“I don’t think it will help women or NB people to minimize the amount of possible winners. We should look to EXPAND the possibilities so that both GNC [gender non-conforming] people and women have a fair shot in an industry that has for a long time struggled to treat others equals to men,” she stated.

Jamil’s opinion comes at a time when the Oscars are set to implement new diversity standards in 2024, requiring films to meet at least two out of four diversity criteria to be eligible for the esteemed “Best Picture” award. 

The standards necessitate film producers and directors to provide a dossier containing information about the race, gender, sexual orientation, and disability status of the cast and crew members.

Critics of the diversity standards have labeled them as “completely ridiculous.” Concerns have been raised about the mandate potentially hindering the creation of outstanding films as directors have argued that casting decisions should be based on finding the right person for the role rather than being limited by forced choices.

“I’m for diversity, but to make you cast certain types of people if you want to get nominated? That makes the whole process contrived. The person who is right for the part should get the part. Why should you be limited in your choices? But it’s the world we’re in. This is crazy,” a director asked the New York Post.

For Legendary actor Richard Dreyfuss, the idea makes him “vomit” as he criticized Oscar’s push for “the latest, most current idea of what morality is.”

Clearly, some people did not see the issue beyond their lens as Jamil revisited the topic on her Instagram story, responding to accusations of being a “terf” (trans-exclusionary radical feminist). Emphasizing that her intent was to foster inclusivity rather than exclusion, she clarified that she has no qualms about transgender women competing in women’s categories.

Expressing her concern, Jamil highlighted the unfortunate trend of liberals dismissing individuals and discouraging objective discussions on liberal social justice issues.

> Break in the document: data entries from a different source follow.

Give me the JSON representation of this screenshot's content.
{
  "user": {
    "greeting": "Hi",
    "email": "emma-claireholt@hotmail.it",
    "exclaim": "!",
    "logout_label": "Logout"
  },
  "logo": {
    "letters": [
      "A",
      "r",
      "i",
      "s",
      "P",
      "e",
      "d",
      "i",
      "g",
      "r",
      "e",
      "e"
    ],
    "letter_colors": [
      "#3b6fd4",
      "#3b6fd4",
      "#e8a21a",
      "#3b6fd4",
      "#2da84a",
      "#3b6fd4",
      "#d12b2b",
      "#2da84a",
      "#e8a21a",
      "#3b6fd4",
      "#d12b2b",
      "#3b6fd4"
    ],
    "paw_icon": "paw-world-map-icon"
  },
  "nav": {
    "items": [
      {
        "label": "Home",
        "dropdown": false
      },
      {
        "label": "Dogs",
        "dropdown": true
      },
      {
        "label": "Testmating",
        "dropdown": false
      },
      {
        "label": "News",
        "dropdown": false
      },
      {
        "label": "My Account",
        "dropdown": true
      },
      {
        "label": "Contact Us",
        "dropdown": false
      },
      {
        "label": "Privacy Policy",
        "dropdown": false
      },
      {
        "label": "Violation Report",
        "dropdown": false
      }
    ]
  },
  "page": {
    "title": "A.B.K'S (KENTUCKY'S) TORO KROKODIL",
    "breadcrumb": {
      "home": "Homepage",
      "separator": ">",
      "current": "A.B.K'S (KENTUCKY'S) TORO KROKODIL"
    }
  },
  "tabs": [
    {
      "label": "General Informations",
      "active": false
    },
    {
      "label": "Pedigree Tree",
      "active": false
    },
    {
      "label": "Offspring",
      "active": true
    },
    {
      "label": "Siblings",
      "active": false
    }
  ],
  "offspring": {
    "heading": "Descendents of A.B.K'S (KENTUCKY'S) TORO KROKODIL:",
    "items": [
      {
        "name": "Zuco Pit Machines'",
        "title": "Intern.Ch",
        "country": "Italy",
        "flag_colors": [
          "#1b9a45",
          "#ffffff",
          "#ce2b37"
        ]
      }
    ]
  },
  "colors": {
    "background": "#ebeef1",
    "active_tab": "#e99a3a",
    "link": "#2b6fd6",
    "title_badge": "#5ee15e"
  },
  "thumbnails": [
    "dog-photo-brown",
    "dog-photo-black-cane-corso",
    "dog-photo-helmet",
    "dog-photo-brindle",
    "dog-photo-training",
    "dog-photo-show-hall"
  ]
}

“I’m not worried about me, I don’t get very affected by it, it’s become just a sad truth in my work that you are easily called a bigot and lumped in with actual bigots who get away Scott free [sic] because liberals throw literally anyone who doesn’t show total obedience into that pool,” she stated.